======== Data ========

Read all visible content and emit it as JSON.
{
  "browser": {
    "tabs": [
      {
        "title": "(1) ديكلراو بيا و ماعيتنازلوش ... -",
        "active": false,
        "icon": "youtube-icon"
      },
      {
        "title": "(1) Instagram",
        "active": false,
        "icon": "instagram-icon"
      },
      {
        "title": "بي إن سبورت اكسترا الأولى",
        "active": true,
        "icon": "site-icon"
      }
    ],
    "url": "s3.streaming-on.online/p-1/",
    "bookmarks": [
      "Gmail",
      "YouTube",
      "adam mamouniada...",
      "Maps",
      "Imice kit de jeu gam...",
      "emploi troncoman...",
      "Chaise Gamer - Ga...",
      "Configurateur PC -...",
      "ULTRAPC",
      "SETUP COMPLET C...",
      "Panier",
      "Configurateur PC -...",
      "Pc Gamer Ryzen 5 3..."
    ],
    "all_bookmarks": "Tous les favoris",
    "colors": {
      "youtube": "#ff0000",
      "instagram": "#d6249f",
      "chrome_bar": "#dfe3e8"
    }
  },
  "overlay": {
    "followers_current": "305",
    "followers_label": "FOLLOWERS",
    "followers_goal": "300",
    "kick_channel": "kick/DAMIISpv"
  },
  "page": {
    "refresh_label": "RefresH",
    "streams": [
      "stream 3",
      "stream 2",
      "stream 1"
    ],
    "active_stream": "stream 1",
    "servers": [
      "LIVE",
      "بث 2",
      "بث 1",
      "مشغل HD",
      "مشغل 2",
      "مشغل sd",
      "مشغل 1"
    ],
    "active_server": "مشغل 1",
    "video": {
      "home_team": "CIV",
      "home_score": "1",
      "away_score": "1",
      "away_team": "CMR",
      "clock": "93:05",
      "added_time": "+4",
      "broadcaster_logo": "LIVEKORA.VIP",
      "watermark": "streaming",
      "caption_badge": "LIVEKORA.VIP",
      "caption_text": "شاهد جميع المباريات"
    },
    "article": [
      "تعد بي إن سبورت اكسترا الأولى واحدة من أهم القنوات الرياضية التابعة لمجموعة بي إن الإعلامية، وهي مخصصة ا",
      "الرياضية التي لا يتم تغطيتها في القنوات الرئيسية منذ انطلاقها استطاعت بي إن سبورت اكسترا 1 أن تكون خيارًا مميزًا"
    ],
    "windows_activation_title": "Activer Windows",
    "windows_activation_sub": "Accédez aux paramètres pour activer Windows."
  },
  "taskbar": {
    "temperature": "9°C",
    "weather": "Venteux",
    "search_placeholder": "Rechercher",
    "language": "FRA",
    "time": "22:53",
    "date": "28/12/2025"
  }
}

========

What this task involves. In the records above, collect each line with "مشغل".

Solution to this problem.
      "مشغل HD",
      "مشغل 2",
      "مشغل sd",
      "مشغل 1"
    "active_server": "مشغل 1",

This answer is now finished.